Geis-Thöne, W., & Schüler, R. M. (2019), „Lebenslagen und Kompetenzentwicklung von Grundschulkindern“, IW-Trends-Vierteljahresschrift zur empirischen Wirtschaftsforschung, https://www.iwkoeln.de/fileadmin/user_upload/Studien/IW-Trends/PDF/2019/IW-Trends_2019-02-06_Grundschulkinder.pdf, letzter Zugriff 23.04.2020
GIZ (o.d.), „Friedensentwicklung und Gewaltprävention durch Sport“, https://www.giz.de/de/weltweit/59683.html, letzter Zugriff 23.04.2020
Innenministerium des Landes Nordrhein-Westfalen, LandesSportBund NRW e.V. (Hrsg.) (2009), „Wir sind dabei! – Mädchen und Frauen mit Zuwanderungsgeschichte im Sport“, http://pl.zuhause-im-kreis-soest.de/integration/downloads/sport_zuwanderung09.pdf, letzter Zugriff 17.04.2020
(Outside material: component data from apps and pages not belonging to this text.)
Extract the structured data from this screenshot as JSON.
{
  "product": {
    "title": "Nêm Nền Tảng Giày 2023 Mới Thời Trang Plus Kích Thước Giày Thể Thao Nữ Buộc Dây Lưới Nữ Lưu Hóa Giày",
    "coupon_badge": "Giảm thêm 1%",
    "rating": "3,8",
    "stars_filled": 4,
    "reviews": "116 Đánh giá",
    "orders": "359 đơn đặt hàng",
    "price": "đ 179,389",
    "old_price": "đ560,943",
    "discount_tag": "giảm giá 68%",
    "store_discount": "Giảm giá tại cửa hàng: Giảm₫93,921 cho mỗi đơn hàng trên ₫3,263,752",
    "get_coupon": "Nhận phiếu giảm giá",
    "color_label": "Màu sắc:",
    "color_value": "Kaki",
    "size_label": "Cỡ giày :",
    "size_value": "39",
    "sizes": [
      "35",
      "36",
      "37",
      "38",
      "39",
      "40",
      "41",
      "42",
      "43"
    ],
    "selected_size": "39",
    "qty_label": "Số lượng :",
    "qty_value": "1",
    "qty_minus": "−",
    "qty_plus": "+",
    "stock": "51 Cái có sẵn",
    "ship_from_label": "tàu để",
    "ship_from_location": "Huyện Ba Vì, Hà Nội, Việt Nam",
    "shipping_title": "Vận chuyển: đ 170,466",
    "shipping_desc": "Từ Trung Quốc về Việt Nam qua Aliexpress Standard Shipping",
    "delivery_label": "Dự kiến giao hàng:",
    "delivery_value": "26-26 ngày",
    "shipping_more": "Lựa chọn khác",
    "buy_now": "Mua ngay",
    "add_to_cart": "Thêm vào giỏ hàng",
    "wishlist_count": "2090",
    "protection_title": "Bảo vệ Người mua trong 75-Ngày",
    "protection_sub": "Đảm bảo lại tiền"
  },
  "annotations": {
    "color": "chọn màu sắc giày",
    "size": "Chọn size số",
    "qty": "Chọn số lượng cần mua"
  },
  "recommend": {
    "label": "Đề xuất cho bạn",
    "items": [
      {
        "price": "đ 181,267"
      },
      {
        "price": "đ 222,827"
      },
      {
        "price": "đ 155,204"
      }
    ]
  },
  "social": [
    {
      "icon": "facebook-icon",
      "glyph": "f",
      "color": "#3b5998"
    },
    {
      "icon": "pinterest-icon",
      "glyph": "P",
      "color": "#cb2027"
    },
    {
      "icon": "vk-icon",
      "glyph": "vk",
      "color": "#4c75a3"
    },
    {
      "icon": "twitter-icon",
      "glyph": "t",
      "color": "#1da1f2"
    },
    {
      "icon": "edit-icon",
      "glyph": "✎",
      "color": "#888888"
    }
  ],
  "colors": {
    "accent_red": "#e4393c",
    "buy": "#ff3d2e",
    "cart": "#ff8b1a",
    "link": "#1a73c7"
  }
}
The United Nations Children’s Fund (UNICEF) (Hrsg.) (2004), “Sport Recreation and Play”, https://www.unicef.org/publications/files/5571_SPORT_EN.pdf, letzter Zugriff 17.04.2020